> _Records provided_
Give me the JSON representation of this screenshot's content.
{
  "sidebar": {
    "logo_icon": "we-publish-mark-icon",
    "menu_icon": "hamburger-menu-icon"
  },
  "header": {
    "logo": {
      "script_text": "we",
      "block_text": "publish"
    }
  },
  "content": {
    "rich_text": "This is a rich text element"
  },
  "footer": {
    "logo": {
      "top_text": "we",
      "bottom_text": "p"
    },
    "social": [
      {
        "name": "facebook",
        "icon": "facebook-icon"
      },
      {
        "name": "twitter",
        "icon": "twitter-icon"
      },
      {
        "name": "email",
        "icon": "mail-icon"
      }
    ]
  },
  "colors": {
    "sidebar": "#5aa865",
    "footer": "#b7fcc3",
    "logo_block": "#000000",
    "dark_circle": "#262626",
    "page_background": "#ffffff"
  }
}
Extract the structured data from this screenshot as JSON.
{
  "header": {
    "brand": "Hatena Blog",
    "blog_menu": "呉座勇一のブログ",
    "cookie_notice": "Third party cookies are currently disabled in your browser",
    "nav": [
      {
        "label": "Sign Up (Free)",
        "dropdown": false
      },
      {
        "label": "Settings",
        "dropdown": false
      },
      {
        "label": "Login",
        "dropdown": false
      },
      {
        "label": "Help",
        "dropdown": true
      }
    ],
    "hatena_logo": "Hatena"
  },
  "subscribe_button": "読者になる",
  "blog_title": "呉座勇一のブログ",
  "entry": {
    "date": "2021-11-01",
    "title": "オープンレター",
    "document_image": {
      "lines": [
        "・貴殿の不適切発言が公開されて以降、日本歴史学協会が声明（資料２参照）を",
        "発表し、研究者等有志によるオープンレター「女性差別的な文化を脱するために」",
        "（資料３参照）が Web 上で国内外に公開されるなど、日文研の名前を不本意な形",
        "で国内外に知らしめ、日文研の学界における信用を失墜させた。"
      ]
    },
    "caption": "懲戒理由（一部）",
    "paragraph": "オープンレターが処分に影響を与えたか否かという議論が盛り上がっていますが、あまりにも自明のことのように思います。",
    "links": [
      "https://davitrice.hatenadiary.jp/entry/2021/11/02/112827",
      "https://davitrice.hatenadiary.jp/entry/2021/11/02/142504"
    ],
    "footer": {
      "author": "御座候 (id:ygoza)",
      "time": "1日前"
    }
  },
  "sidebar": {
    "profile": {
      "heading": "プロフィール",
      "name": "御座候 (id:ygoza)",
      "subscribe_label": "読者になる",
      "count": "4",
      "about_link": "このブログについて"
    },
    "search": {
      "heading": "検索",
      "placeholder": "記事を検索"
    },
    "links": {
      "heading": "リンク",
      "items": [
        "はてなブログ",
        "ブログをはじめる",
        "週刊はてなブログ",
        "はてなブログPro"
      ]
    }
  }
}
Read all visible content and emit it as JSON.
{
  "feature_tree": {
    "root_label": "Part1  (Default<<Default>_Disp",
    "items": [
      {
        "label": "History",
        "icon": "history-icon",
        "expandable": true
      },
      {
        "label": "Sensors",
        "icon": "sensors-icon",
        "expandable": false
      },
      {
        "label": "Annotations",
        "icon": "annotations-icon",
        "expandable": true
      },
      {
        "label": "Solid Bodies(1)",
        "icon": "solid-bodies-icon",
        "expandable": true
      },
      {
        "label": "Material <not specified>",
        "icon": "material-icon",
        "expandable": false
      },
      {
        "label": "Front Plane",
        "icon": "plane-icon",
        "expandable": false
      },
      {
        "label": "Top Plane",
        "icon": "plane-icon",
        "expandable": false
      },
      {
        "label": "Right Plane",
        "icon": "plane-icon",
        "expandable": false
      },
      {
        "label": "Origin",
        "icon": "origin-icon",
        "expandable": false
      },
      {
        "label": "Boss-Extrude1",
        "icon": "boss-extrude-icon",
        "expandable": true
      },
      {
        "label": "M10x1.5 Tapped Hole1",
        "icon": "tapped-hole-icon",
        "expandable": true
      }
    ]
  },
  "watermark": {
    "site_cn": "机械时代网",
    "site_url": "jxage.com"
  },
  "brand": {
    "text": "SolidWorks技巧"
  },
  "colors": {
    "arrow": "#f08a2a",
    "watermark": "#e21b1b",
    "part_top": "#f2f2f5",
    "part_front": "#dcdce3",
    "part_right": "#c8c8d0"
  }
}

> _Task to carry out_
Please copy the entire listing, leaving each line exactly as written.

> _Expected output_
Give me the JSON representation of this screenshot's content.
{
  "sidebar": {
    "logo_icon": "we-publish-mark-icon",
    "menu_icon": "hamburger-menu-icon"
  },
  "header": {
    "logo": {
      "script_text": "we",
      "block_text": "publish"
    }
  },
  "content": {
    "rich_text": "This is a rich text element"
  },
  "footer": {
    "logo": {
      "top_text": "we",
      "bottom_text": "p"
    },
    "social": [
      {
        "name": "facebook",
        "icon": "facebook-icon"
      },
      {
        "name": "twitter",
        "icon": "twitter-icon"
      },
      {
        "name": "email",
        "icon": "mail-icon"
      }
    ]
  },
  "colors": {
    "sidebar": "#5aa865",
    "footer": "#b7fcc3",
    "logo_block": "#000000",
    "dark_circle": "#262626",
    "page_background": "#ffffff"
  }
}
Extract the structured data from this screenshot as JSON.
{
  "header": {
    "brand": "Hatena Blog",
    "blog_menu": "呉座勇一のブログ",
    "cookie_notice": "Third party cookies are currently disabled in your browser",
    "nav": [
      {
        "label": "Sign Up (Free)",
        "dropdown": false
      },
      {
        "label": "Settings",
        "dropdown": false
      },
      {
        "label": "Login",
        "dropdown": false
      },
      {
        "label": "Help",
        "dropdown": true
      }
    ],
    "hatena_logo": "Hatena"
  },
  "subscribe_button": "読者になる",
  "blog_title": "呉座勇一のブログ",
  "entry": {
    "date": "2021-11-01",
    "title": "オープンレター",
    "document_image": {
      "lines": [
        "・貴殿の不適切発言が公開されて以降、日本歴史学協会が声明（資料２参照）を",
        "発表し、研究者等有志によるオープンレター「女性差別的な文化を脱するために」",
        "（資料３参照）が Web 上で国内外に公開されるなど、日文研の名前を不本意な形",
        "で国内外に知らしめ、日文研の学界における信用を失墜させた。"
      ]
    },
    "caption": "懲戒理由（一部）",
    "paragraph": "オープンレターが処分に影響を与えたか否かという議論が盛り上がっていますが、あまりにも自明のことのように思います。",
    "links": [
      "https://davitrice.hatenadiary.jp/entry/2021/11/02/112827",
      "https://davitrice.hatenadiary.jp/entry/2021/11/02/142504"
    ],
    "footer": {
      "author": "御座候 (id:ygoza)",
      "time": "1日前"
    }
  },
  "sidebar": {
    "profile": {
      "heading": "プロフィール",
      "name": "御座候 (id:ygoza)",
      "subscribe_label": "読者になる",
      "count": "4",
      "about_link": "このブログについて"
    },
    "search": {
      "heading": "検索",
      "placeholder": "記事を検索"
    },
    "links": {
      "heading": "リンク",
      "items": [
        "はてなブログ",
        "ブログをはじめる",
        "週刊はてなブログ",
        "はてなブログPro"
      ]
    }
  }
}
Read all visible content and emit it as JSON.
{
  "feature_tree": {
    "root_label": "Part1  (Default<<Default>_Disp",
    "items": [
      {
        "label": "History",
        "icon": "history-icon",
        "expandable": true
      },
      {
        "label": "Sensors",
        "icon": "sensors-icon",
        "expandable": false
      },
      {
        "label": "Annotations",
        "icon": "annotations-icon",
        "expandable": true
      },
      {
        "label": "Solid Bodies(1)",
        "icon": "solid-bodies-icon",
        "expandable": true
      },
      {
        "label": "Material <not specified>",
        "icon": "material-icon",
        "expandable": false
      },
      {
        "label": "Front Plane",
        "icon": "plane-icon",
        "expandable": false
      },
      {
        "label": "Top Plane",
        "icon": "plane-icon",
        "expandable": false
      },
      {
        "label": "Right Plane",
        "icon": "plane-icon",
        "expandable": false
      },
      {
        "label": "Origin",
        "icon": "origin-icon",
        "expandable": false
      },
      {
        "label": "Boss-Extrude1",
        "icon": "boss-extrude-icon",
        "expandable": true
      },
      {
        "label": "M10x1.5 Tapped Hole1",
        "icon": "tapped-hole-icon",
        "expandable": true
      }
    ]
  },
  "watermark": {
    "site_cn": "机械时代网",
    "site_url": "jxage.com"
  },
  "brand": {
    "text": "SolidWorks技巧"
  },
  "colors": {
    "arrow": "#f08a2a",
    "watermark": "#e21b1b",
    "part_top": "#f2f2f5",
    "part_front": "#dcdce3",
    "part_right": "#c8c8d0"
  }
}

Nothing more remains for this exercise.